He was born in Khelm (Chelm), Poland. He graduated from the Jewish teachers’ seminary in Vilna, and he worked as a teacher in the secular Yiddish schools. He was an active leader among the Labor Zionists and a founder of the Borochov Library in Chelm. During the Polish-Soviet War of 1920, he spent fourteen weeks in a Polish prison. In 1933 he moved to Johannesburg, South Africa, where he worked as a teacher in various Hebrew and Yiddish schools and a community leader. He began writing in Unzer shtime (Our voice) in Chelm in 1925, and from that point forward he contributed articles on cultural issues and literary matters to: Arbeter tsaytung (Workers’ newspaper) and Literarishe bleter (Literary leaves) in Warsaw; Vilner tog (Vilna day); Der tog (The day) in New York; Afrikaner idishe tsaytung (African Jewish newspaper), Unzer veg (Our path), Foroys (Onward), Yidishe post (Jewish mail), Dorem-afrike (South Africa), and Dorem-afrikaner almanakh (South African almanac) in Johannesburg. In Yizker-bukh—khelm (Remembrance volume for Chelm) (Johannesburg, 1954), 732 pp. and 25 pp.—he served on the editorial board—he published several pieces: “Yidishe gezelshaftn un organizatsyes in dorem-afrike” (Jewish associations and institutions in South Africa), “Dos yidishe lebn un shafn in khelm” (Jewish life and works in Chelm), and “Dr. yitskhok shiper, deputat fun khelm in poylishn seym” (Dr. Yitskhok Shiper, deputy from Chelm to the Polish Sejm). He also published under the pen names: Ben Haam and Evik, among others.

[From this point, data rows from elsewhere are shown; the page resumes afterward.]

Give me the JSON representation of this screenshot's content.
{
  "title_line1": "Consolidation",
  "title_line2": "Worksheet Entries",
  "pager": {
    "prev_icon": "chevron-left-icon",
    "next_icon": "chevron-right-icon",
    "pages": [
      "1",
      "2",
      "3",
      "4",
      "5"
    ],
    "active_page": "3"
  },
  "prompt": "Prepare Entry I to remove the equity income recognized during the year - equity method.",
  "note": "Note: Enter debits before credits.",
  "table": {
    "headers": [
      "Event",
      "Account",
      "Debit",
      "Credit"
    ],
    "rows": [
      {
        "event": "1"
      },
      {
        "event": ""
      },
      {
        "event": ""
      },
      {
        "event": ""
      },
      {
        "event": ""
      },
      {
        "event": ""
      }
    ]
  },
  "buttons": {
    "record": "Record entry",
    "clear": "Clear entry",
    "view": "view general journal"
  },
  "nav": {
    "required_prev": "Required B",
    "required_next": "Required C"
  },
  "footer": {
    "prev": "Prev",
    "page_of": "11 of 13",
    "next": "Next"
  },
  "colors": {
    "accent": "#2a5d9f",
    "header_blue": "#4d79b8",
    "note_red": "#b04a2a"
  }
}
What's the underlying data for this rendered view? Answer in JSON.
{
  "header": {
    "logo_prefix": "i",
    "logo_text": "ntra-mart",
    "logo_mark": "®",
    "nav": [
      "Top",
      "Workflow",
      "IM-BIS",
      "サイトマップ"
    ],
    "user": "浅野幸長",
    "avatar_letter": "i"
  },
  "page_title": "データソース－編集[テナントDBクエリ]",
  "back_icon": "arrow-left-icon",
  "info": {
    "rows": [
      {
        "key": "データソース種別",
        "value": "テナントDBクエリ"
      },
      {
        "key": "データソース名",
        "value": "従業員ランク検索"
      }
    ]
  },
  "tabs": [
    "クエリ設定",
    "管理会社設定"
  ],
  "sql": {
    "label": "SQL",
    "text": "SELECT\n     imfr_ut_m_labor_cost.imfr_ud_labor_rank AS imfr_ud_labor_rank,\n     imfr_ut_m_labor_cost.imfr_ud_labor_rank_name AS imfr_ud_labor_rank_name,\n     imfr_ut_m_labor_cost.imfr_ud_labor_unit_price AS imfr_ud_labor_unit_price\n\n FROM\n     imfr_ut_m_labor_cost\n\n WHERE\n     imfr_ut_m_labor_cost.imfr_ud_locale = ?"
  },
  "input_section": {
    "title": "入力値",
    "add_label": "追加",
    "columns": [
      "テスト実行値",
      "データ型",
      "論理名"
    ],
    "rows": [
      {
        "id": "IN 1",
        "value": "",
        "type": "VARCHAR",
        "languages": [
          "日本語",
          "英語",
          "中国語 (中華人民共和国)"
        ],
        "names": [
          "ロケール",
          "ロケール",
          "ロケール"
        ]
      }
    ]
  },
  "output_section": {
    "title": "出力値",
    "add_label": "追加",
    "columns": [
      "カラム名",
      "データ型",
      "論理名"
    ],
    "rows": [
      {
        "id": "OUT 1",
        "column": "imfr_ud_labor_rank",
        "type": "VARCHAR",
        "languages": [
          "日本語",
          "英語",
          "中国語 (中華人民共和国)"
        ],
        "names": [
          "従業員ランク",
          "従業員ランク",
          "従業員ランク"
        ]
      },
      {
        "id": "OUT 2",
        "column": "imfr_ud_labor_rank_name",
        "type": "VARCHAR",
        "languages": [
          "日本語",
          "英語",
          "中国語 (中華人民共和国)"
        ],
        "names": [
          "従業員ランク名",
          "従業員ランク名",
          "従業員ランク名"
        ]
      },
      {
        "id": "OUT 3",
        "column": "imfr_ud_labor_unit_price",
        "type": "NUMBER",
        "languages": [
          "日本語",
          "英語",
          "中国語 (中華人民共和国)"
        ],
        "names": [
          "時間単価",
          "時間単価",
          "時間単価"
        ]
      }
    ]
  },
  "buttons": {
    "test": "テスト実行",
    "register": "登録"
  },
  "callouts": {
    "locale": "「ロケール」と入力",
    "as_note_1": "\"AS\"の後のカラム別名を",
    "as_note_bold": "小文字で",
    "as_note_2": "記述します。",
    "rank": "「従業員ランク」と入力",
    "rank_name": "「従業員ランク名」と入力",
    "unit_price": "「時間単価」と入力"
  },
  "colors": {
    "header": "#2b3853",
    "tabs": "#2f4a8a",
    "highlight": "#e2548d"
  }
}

He died in Johannesburg.
His older brother, NOKHUM VINIK, a community leader and a member of the “Board of Deputies” in Johannesburg, published in Yizker-bukh—khelm (of which he was also a member of the editorial board): “Der bund in khelm un zayn sotsyal-revolutsyonere arbet” (The Bund in Chelm and its social revolutionary work), pp. 129-48.

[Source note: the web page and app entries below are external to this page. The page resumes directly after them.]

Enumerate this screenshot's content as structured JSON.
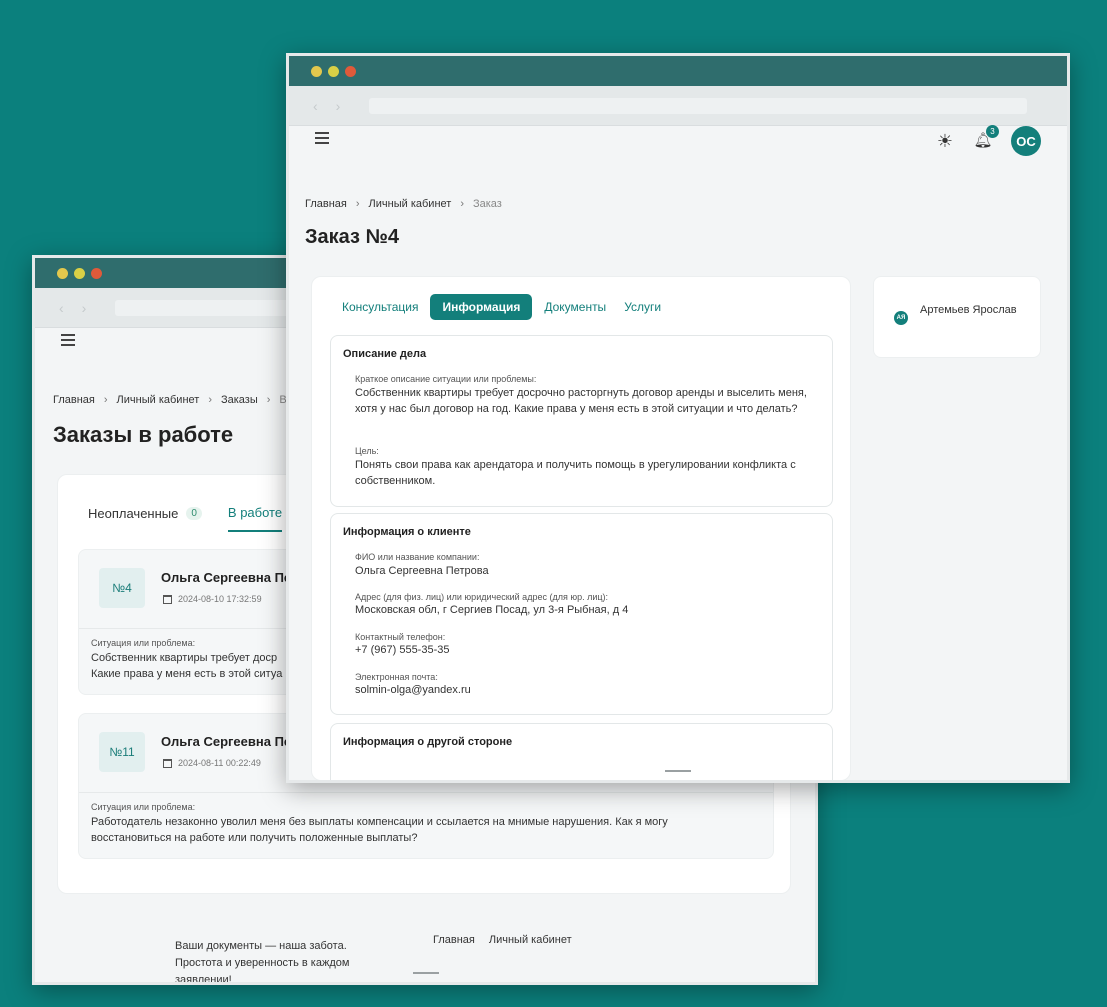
{
  "back_window": {
    "breadcrumb": [
      "Главная",
      "Личный кабинет",
      "Заказы",
      "В"
    ],
    "title": "Заказы в работе",
    "tabs": [
      {
        "label": "Неоплаченные",
        "badge": "0"
      },
      {
        "label": "В работе"
      }
    ],
    "orders": [
      {
        "number": "№4",
        "name": "Ольга Сергеевна Пет",
        "date": "2024-08-10 17:32:59",
        "label": "Ситуация или проблема:",
        "text_line1": "Собственник квартиры требует доср",
        "text_line2": "Какие права у меня есть в этой ситуа"
      },
      {
        "number": "№11",
        "name": "Ольга Сергеевна Пет",
        "date": "2024-08-11 00:22:49",
        "label": "Ситуация или проблема:",
        "text_line1": "Работодатель незаконно уволил меня без выплаты компенсации и ссылается на мнимые нарушения. Как я могу",
        "text_line2": "восстановиться на работе или получить положенные выплаты?"
      }
    ],
    "footer": {
      "text": "Ваши документы — наша забота. Простота и уверенность в каждом заявлении!",
      "links": [
        "Главная",
        "Личный кабинет"
      ]
    }
  },
  "front_window": {
    "notifications_count": "3",
    "avatar_initials": "ОС",
    "breadcrumb": [
      "Главная",
      "Личный кабинет",
      "Заказ"
    ],
    "title": "Заказ №4",
    "tabs": [
      {
        "label": "Консультация"
      },
      {
        "label": "Информация",
        "active": true
      },
      {
        "label": "Документы"
      },
      {
        "label": "Услуги"
      }
    ],
    "case_description": {
      "title": "Описание дела",
      "short_label": "Краткое описание ситуации или проблемы:",
      "short_value": "Собственник квартиры требует досрочно расторгнуть договор аренды и выселить меня, хотя у нас был договор на год. Какие права у меня есть в этой ситуации и что делать?",
      "goal_label": "Цель:",
      "goal_value": "Понять свои права как арендатора и получить помощь в урегулировании конфликта с собственником."
    },
    "client_info": {
      "title": "Информация о клиенте",
      "name_label": "ФИО или название компании:",
      "name_value": "Ольга Сергеевна Петрова",
      "address_label": "Адрес (для физ. лиц) или юридический адрес (для юр. лиц):",
      "address_value": "Московская обл, г Сергиев Посад, ул 3-я Рыбная, д 4",
      "phone_label": "Контактный телефон:",
      "phone_value": "+7 (967) 555-35-35",
      "email_label": "Электронная почта:",
      "email_value": "solmin-olga@yandex.ru"
    },
    "other_party": {
      "title": "Информация о другой стороне"
    },
    "lawyer": {
      "initials": "АЯ",
      "name": "Артемьев Ярослав"
    }
  },
  "colors": {
    "background": "#0b807d",
    "accent": "#137f7b"
  }
}
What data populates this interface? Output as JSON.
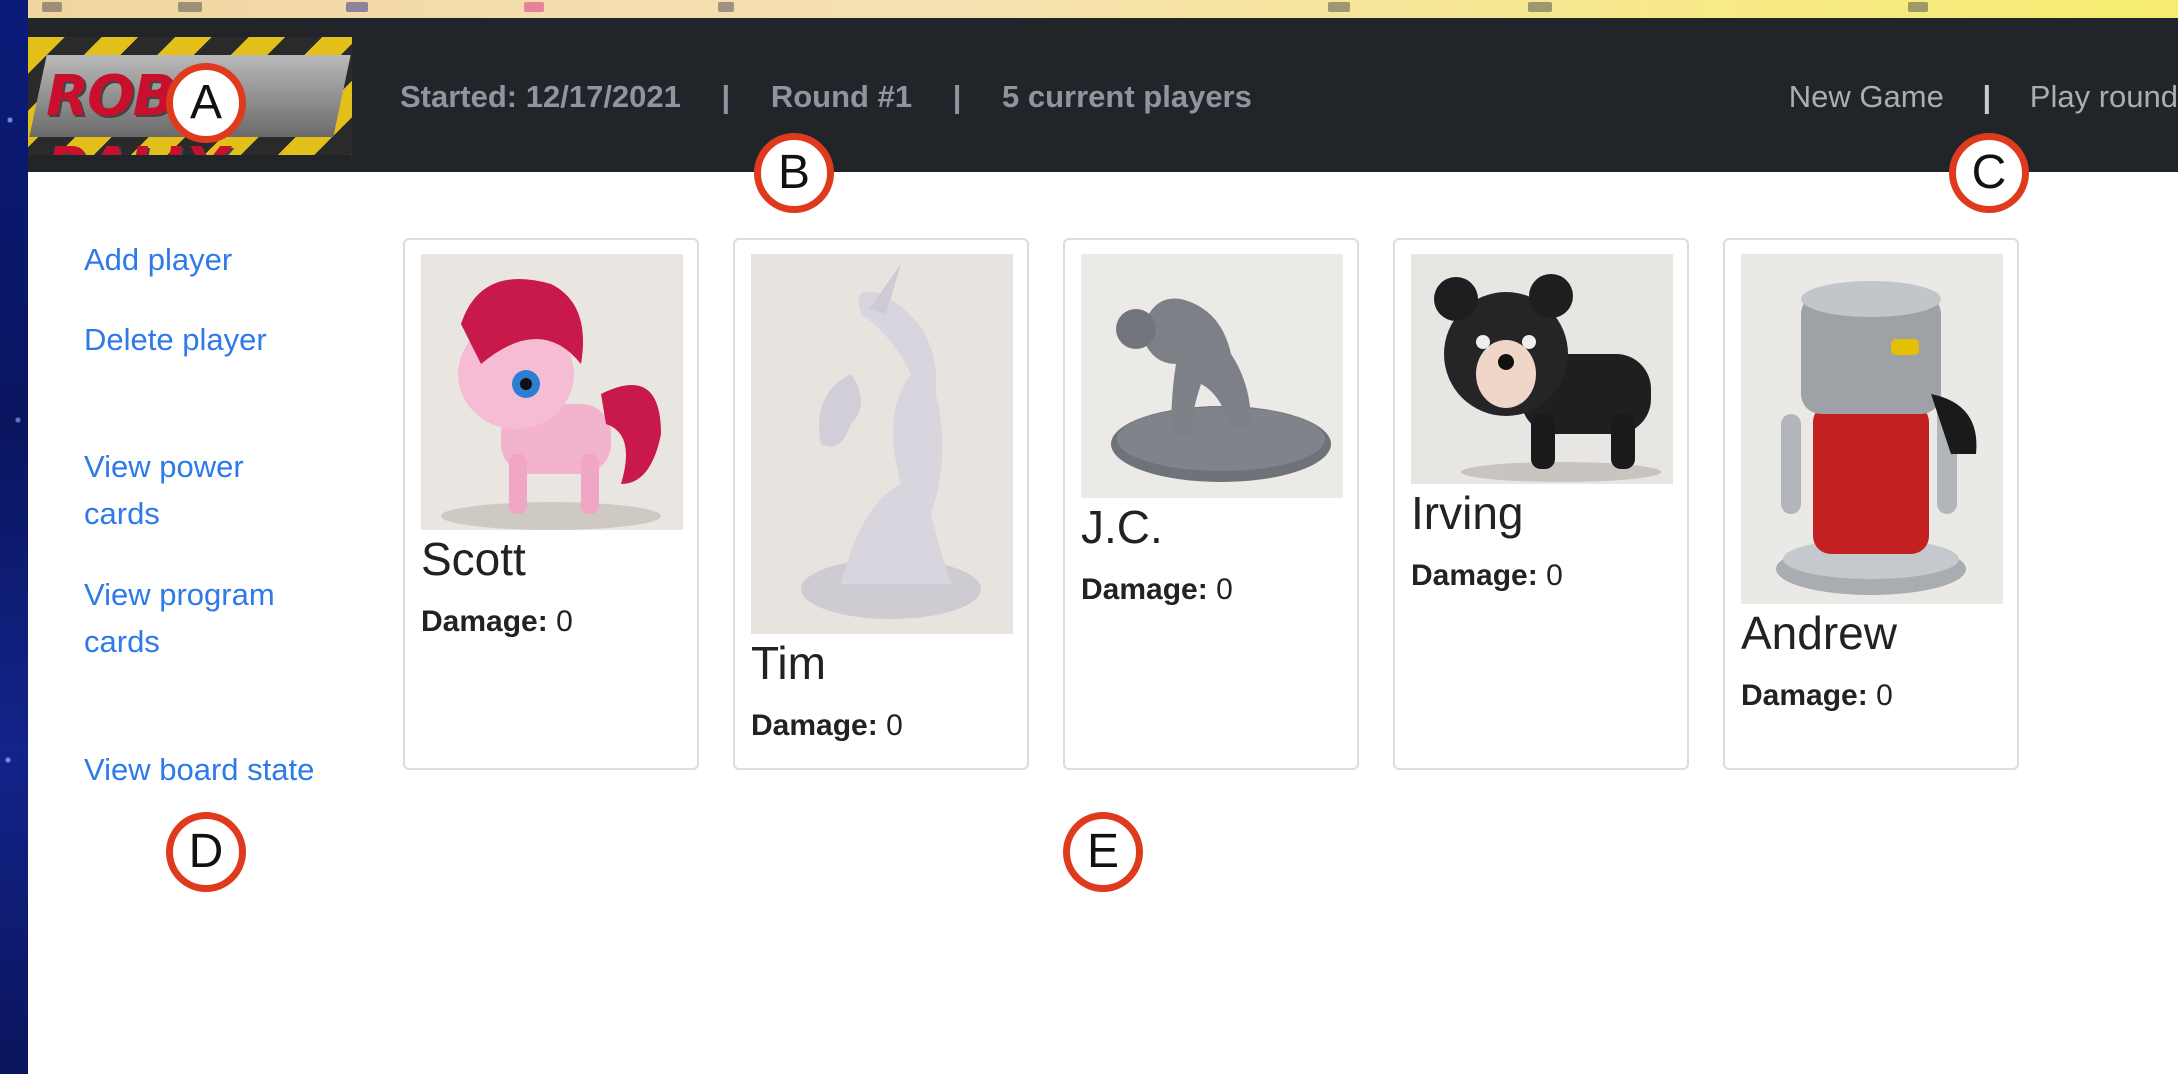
{
  "logo": {
    "text": "ROBO RALLY"
  },
  "navbar": {
    "started": "Started: 12/17/2021",
    "separator": "|",
    "round": "Round #1",
    "players_count": "5 current players",
    "new_game": "New Game",
    "play_round": "Play round"
  },
  "sidebar": {
    "items": [
      {
        "label": "Add player"
      },
      {
        "label": "Delete player"
      },
      {
        "label": "View power cards"
      },
      {
        "label": "View program cards"
      },
      {
        "label": "View board state"
      }
    ]
  },
  "players": [
    {
      "name": "Scott",
      "damage_label": "Damage:",
      "damage": "0",
      "figure": "pink pony"
    },
    {
      "name": "Tim",
      "damage_label": "Damage:",
      "damage": "0",
      "figure": "unicorn"
    },
    {
      "name": "J.C.",
      "damage_label": "Damage:",
      "damage": "0",
      "figure": "crouching figure"
    },
    {
      "name": "Irving",
      "damage_label": "Damage:",
      "damage": "0",
      "figure": "bear"
    },
    {
      "name": "Andrew",
      "damage_label": "Damage:",
      "damage": "0",
      "figure": "robot"
    }
  ],
  "markers": [
    "A",
    "B",
    "C",
    "D",
    "E"
  ],
  "colors": {
    "navbar_bg": "#212529",
    "link": "#2d7ae8",
    "nav_text": "#8e959c",
    "marker_ring": "#e03a1e"
  }
}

Sources: Dorem-afrikaner almanakh (South African almanac) (Johannesburg, 1945); Yizker-bukh—khelm (Remembrance volume for Chelm) (Johannesburg, 1954), see index; Dorem-afrike (Johannesburg) (August 1955); H. Shishler, in Nayvelt (Tel Aviv) (September 16, 1955).